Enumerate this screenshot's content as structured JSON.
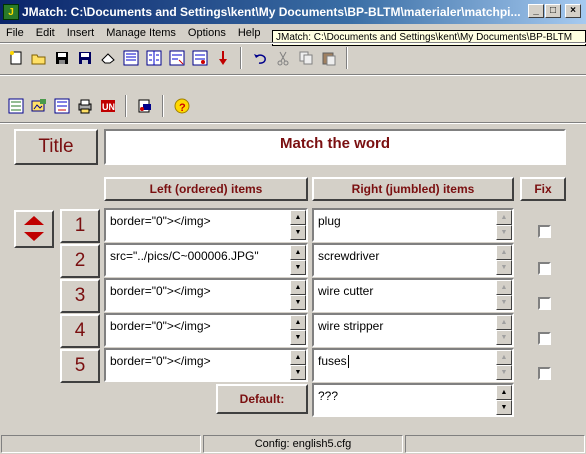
{
  "window": {
    "title": "JMatch: C:\\Documents and Settings\\kent\\My Documents\\BP-BLTM\\materialer\\matchpi...",
    "app_icon_glyph": "J",
    "minimize": "_",
    "maximize": "□",
    "close": "×"
  },
  "menu": [
    "File",
    "Edit",
    "Insert",
    "Manage Items",
    "Options",
    "Help"
  ],
  "tooltip": "JMatch: C:\\Documents and Settings\\kent\\My Documents\\BP-BLTM",
  "toolbar1": [
    "new-icon",
    "open-icon",
    "save-icon",
    "save-as-icon",
    "eraser-icon",
    "web-page-icon",
    "web-frames-icon",
    "drag-drop-icon",
    "export-icon",
    "move-down-icon",
    "undo-icon",
    "cut-icon",
    "copy-icon",
    "paste-icon"
  ],
  "toolbar2": [
    "configure-icon",
    "image-icon",
    "link-icon",
    "print-icon",
    "unicode-icon",
    "tutor-icon",
    "help-icon"
  ],
  "form": {
    "title_label": "Title",
    "title_value": "Match the word",
    "left_header": "Left (ordered) items",
    "right_header": "Right (jumbled) items",
    "fix_header": "Fix",
    "default_label": "Default:",
    "default_value": "???",
    "rows": [
      {
        "num": "1",
        "left": "border=\"0\"></img>",
        "right": "plug",
        "fixed": false
      },
      {
        "num": "2",
        "left": "src=\"../pics/C~000006.JPG\"",
        "right": "screwdriver",
        "fixed": false
      },
      {
        "num": "3",
        "left": "border=\"0\"></img>",
        "right": "wire cutter",
        "fixed": false
      },
      {
        "num": "4",
        "left": "border=\"0\"></img>",
        "right": "wire stripper",
        "fixed": false
      },
      {
        "num": "5",
        "left": "border=\"0\"></img>",
        "right": "fuses",
        "fixed": false
      }
    ]
  },
  "status": {
    "left": "",
    "middle": "Config: english5.cfg",
    "right": ""
  },
  "colors": {
    "accent": "#7a0f10",
    "face": "#d4d0c8",
    "titlebar": "#0a246a"
  }
}
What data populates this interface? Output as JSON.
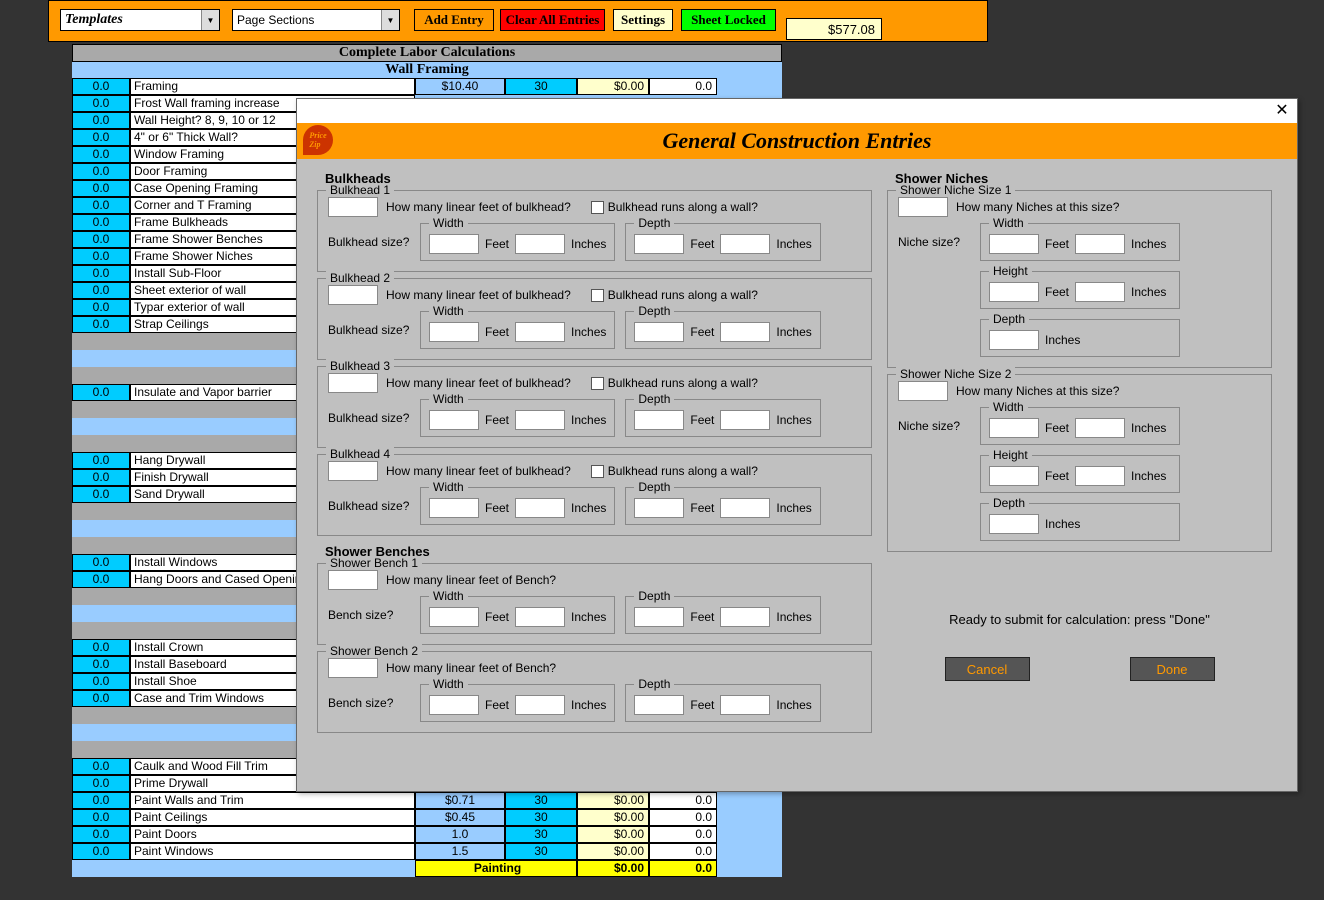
{
  "toolbar": {
    "templates": "Templates",
    "page_sections": "Page Sections",
    "add_entry": "Add Entry",
    "clear_all": "Clear All Entries",
    "settings": "Settings",
    "sheet_locked": "Sheet Locked",
    "amount": "$577.08"
  },
  "sheet": {
    "title": "Complete Labor Calculations",
    "section": "Wall Framing",
    "rows": [
      {
        "n": "0.0",
        "d": "Framing",
        "a": "$10.40",
        "b": "30",
        "c": "$0.00",
        "e": "0.0"
      },
      {
        "n": "0.0",
        "d": "Frost Wall framing increase"
      },
      {
        "n": "0.0",
        "d": "Wall Height? 8, 9, 10 or 12"
      },
      {
        "n": "0.0",
        "d": "4\" or 6\" Thick Wall?"
      },
      {
        "n": "0.0",
        "d": "Window Framing"
      },
      {
        "n": "0.0",
        "d": "Door Framing"
      },
      {
        "n": "0.0",
        "d": "Case Opening Framing"
      },
      {
        "n": "0.0",
        "d": "Corner and T Framing"
      },
      {
        "n": "0.0",
        "d": "Frame Bulkheads"
      },
      {
        "n": "0.0",
        "d": "Frame Shower Benches"
      },
      {
        "n": "0.0",
        "d": "Frame Shower Niches"
      },
      {
        "n": "0.0",
        "d": "Install Sub-Floor"
      },
      {
        "n": "0.0",
        "d": "Sheet exterior of wall"
      },
      {
        "n": "0.0",
        "d": "Typar exterior of wall"
      },
      {
        "n": "0.0",
        "d": "Strap Ceilings"
      }
    ],
    "insulate": {
      "n": "0.0",
      "d": "Insulate and Vapor barrier"
    },
    "drywall": [
      {
        "n": "0.0",
        "d": "Hang Drywall"
      },
      {
        "n": "0.0",
        "d": "Finish Drywall"
      },
      {
        "n": "0.0",
        "d": "Sand Drywall"
      }
    ],
    "windows": [
      {
        "n": "0.0",
        "d": "Install Windows"
      },
      {
        "n": "0.0",
        "d": "Hang Doors and Cased Openings"
      }
    ],
    "trim": [
      {
        "n": "0.0",
        "d": "Install Crown"
      },
      {
        "n": "0.0",
        "d": "Install Baseboard"
      },
      {
        "n": "0.0",
        "d": "Install Shoe"
      },
      {
        "n": "0.0",
        "d": "Case and Trim Windows"
      }
    ],
    "paint": [
      {
        "n": "0.0",
        "d": "Caulk and Wood Fill Trim"
      },
      {
        "n": "0.0",
        "d": "Prime Drywall"
      },
      {
        "n": "0.0",
        "d": "Paint Walls and Trim",
        "a": "$0.71",
        "b": "30",
        "c": "$0.00",
        "e": "0.0"
      },
      {
        "n": "0.0",
        "d": "Paint Ceilings",
        "a": "$0.45",
        "b": "30",
        "c": "$0.00",
        "e": "0.0"
      },
      {
        "n": "0.0",
        "d": "Paint Doors",
        "a": "1.0",
        "b": "30",
        "c": "$0.00",
        "e": "0.0"
      },
      {
        "n": "0.0",
        "d": "Paint Windows",
        "a": "1.5",
        "b": "30",
        "c": "$0.00",
        "e": "0.0"
      }
    ],
    "paint_footer": {
      "d": "Painting",
      "c": "$0.00",
      "e": "0.0"
    }
  },
  "dialog": {
    "title": "General Construction Entries",
    "bulkheads_title": "Bulkheads",
    "bulkhead_labels": [
      "Bulkhead 1",
      "Bulkhead 2",
      "Bulkhead 3",
      "Bulkhead 4"
    ],
    "linear_feet_q": "How many linear feet of bulkhead?",
    "runs_along": "Bulkhead runs along a wall?",
    "size_label": "Bulkhead size?",
    "width": "Width",
    "depth": "Depth",
    "height": "Height",
    "feet": "Feet",
    "inches": "Inches",
    "benches_title": "Shower Benches",
    "bench_labels": [
      "Shower Bench 1",
      "Shower Bench 2"
    ],
    "bench_feet_q": "How many linear feet of Bench?",
    "bench_size": "Bench size?",
    "niches_title": "Shower Niches",
    "niche_labels": [
      "Shower Niche Size 1",
      "Shower Niche Size 2"
    ],
    "niche_q": "How many Niches at this size?",
    "niche_size": "Niche size?",
    "submit_text": "Ready to submit for calculation: press \"Done\"",
    "cancel": "Cancel",
    "done": "Done"
  }
}
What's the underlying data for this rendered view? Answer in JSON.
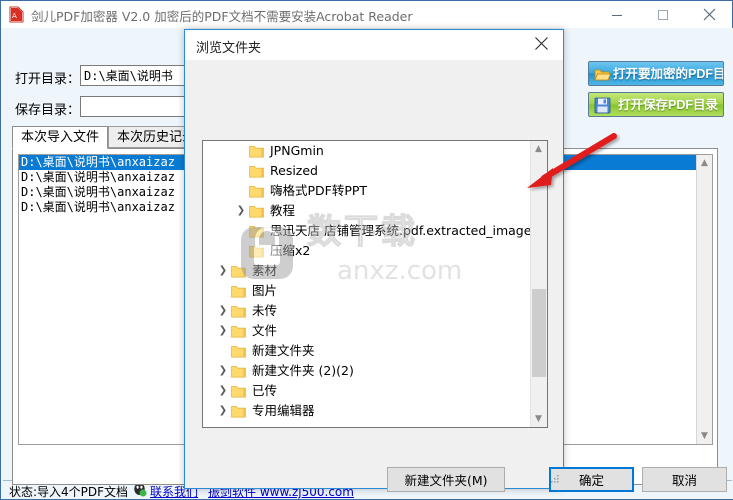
{
  "window": {
    "title": "剑儿PDF加密器  V2.0 加密后的PDF文档不需要安装Acrobat Reader",
    "icon": "app-pdf-icon",
    "controls": {
      "minimize": "minimize-icon",
      "maximize": "maximize-icon",
      "close": "close-icon"
    }
  },
  "form": {
    "open_dir_label": "打开目录：",
    "open_dir_value": "D:\\桌面\\说明书",
    "save_dir_label": "保存目录：",
    "save_dir_value": "",
    "save_dir_placeholder": ""
  },
  "actions": {
    "open_pdf_label": "打开要加密的PDF目录",
    "open_pdf_icon": "open-folder-icon",
    "save_pdf_label": "打开保存PDF目录",
    "save_pdf_icon": "floppy-save-icon"
  },
  "tabs": [
    {
      "label": "本次导入文件",
      "selected": true
    },
    {
      "label": "本次历史记录",
      "selected": false
    }
  ],
  "file_list": [
    {
      "text": "D:\\桌面\\说明书\\anxaizaz",
      "selected": true
    },
    {
      "text": "D:\\桌面\\说明书\\anxaizaz",
      "selected": false
    },
    {
      "text": "D:\\桌面\\说明书\\anxaizaz",
      "selected": false
    },
    {
      "text": "D:\\桌面\\说明书\\anxaizaz",
      "selected": false
    }
  ],
  "status": {
    "text": "状态:导入4个PDF文档",
    "contact_icon": "contact-qq-icon",
    "contact_label": "联系我们",
    "vendor_label": "振剑软件 www.zj500.com"
  },
  "dialog": {
    "title": "浏览文件夹",
    "close_icon": "close-icon",
    "tree": [
      {
        "label": "JPNGmin",
        "indent": 2,
        "expander": false
      },
      {
        "label": "Resized",
        "indent": 2,
        "expander": false
      },
      {
        "label": "嗨格式PDF转PPT",
        "indent": 2,
        "expander": false
      },
      {
        "label": "教程",
        "indent": 2,
        "expander": true
      },
      {
        "label": "思迅天店 店铺管理系统.pdf.extracted_images",
        "indent": 2,
        "expander": false
      },
      {
        "label": "压缩x2",
        "indent": 2,
        "expander": false
      },
      {
        "label": "素材",
        "indent": 1,
        "expander": true
      },
      {
        "label": "图片",
        "indent": 1,
        "expander": false
      },
      {
        "label": "未传",
        "indent": 1,
        "expander": true
      },
      {
        "label": "文件",
        "indent": 1,
        "expander": true
      },
      {
        "label": "新建文件夹",
        "indent": 1,
        "expander": false
      },
      {
        "label": "新建文件夹 (2)(2)",
        "indent": 1,
        "expander": true
      },
      {
        "label": "已传",
        "indent": 1,
        "expander": true
      },
      {
        "label": "专用编辑器",
        "indent": 1,
        "expander": true
      }
    ],
    "buttons": {
      "new_folder": "新建文件夹(M)",
      "ok": "确定",
      "cancel": "取消"
    }
  },
  "watermark": {
    "text": "anxz.com",
    "icon": "lock-watermark-icon"
  },
  "annotation": {
    "arrow": "red-arrow-pointing-to-scrollbar",
    "color": "#e01b1b"
  },
  "colors": {
    "accent_blue": "#0078d7",
    "selection_blue": "#0a7bd4",
    "button_blue": "#1e90d0",
    "button_green": "#86c52b",
    "link": "#0000cd",
    "folder_yellow": "#ffd96b"
  }
}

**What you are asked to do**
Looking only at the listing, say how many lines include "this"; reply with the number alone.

**Reply**
4